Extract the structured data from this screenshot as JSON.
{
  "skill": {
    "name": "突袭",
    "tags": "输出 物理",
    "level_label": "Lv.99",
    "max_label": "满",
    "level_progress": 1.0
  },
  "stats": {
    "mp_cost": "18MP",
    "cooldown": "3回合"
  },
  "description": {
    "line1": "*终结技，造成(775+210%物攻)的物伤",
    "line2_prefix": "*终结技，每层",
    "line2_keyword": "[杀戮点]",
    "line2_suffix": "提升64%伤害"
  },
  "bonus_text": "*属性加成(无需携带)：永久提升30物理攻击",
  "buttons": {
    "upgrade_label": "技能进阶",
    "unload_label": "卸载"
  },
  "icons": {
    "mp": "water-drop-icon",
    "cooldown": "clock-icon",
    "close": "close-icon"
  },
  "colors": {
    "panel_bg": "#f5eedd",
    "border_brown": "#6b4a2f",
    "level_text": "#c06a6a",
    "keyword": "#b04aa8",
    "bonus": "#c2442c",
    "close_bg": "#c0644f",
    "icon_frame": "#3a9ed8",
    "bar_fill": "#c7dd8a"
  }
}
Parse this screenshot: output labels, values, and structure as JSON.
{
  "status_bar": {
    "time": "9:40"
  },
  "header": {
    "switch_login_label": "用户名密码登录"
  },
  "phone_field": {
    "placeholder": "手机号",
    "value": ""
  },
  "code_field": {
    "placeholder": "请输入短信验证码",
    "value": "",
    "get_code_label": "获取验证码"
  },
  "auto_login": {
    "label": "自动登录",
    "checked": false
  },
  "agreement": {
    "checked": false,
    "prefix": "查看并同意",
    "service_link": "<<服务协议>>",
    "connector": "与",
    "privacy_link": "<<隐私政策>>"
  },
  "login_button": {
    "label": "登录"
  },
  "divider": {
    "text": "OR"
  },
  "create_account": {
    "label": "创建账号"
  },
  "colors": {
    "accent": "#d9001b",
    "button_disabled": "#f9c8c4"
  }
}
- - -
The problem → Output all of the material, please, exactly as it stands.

Exercise response →
Extract the structured data from this screenshot as JSON.
{
  "skill": {
    "name": "突袭",
    "tags": "输出 物理",
    "level_label": "Lv.99",
    "max_label": "满",
    "level_progress": 1.0
  },
  "stats": {
    "mp_cost": "18MP",
    "cooldown": "3回合"
  },
  "description": {
    "line1": "*终结技，造成(775+210%物攻)的物伤",
    "line2_prefix": "*终结技，每层",
    "line2_keyword": "[杀戮点]",
    "line2_suffix": "提升64%伤害"
  },
  "bonus_text": "*属性加成(无需携带)：永久提升30物理攻击",
  "buttons": {
    "upgrade_label": "技能进阶",
    "unload_label": "卸载"
  },
  "icons": {
    "mp": "water-drop-icon",
    "cooldown": "clock-icon",
    "close": "close-icon"
  },
  "colors": {
    "panel_bg": "#f5eedd",
    "border_brown": "#6b4a2f",
    "level_text": "#c06a6a",
    "keyword": "#b04aa8",
    "bonus": "#c2442c",
    "close_bg": "#c0644f",
    "icon_frame": "#3a9ed8",
    "bar_fill": "#c7dd8a"
  }
}
Parse this screenshot: output labels, values, and structure as JSON.
{
  "status_bar": {
    "time": "9:40"
  },
  "header": {
    "switch_login_label": "用户名密码登录"
  },
  "phone_field": {
    "placeholder": "手机号",
    "value": ""
  },
  "code_field": {
    "placeholder": "请输入短信验证码",
    "value": "",
    "get_code_label": "获取验证码"
  },
  "auto_login": {
    "label": "自动登录",
    "checked": false
  },
  "agreement": {
    "checked": false,
    "prefix": "查看并同意",
    "service_link": "<<服务协议>>",
    "connector": "与",
    "privacy_link": "<<隐私政策>>"
  },
  "login_button": {
    "label": "登录"
  },
  "divider": {
    "text": "OR"
  },
  "create_account": {
    "label": "创建账号"
  },
  "colors": {
    "accent": "#d9001b",
    "button_disabled": "#f9c8c4"
  }
}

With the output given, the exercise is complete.